| AIM OF THE TASK |
Start at the top line and retype the data exactly through to the end.

[Records excerpted from a collection]
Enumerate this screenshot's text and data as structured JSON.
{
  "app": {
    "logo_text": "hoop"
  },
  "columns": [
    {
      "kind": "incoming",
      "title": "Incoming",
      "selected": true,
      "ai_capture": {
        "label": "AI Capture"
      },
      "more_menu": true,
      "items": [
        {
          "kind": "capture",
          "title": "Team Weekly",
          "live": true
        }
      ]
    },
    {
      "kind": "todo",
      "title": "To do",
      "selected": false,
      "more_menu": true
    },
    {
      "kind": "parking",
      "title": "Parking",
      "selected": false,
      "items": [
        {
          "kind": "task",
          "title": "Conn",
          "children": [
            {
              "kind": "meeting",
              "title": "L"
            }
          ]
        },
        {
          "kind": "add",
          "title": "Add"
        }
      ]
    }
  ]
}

| WRITTEN ANSWER |
Enumerate this screenshot's text and data as structured JSON.
{
  "app": {
    "logo_text": "hoop"
  },
  "columns": [
    {
      "kind": "incoming",
      "title": "Incoming",
      "selected": true,
      "ai_capture": {
        "label": "AI Capture"
      },
      "more_menu": true,
      "items": [
        {
          "kind": "capture",
          "title": "Team Weekly",
          "live": true
        }
      ]
    },
    {
      "kind": "todo",
      "title": "To do",
      "selected": false,
      "more_menu": true
    },
    {
      "kind": "parking",
      "title": "Parking",
      "selected": false,
      "items": [
        {
          "kind": "task",
          "title": "Conn",
          "children": [
            {
              "kind": "meeting",
              "title": "L"
            }
          ]
        },
        {
          "kind": "add",
          "title": "Add"
        }
      ]
    }
  ]
}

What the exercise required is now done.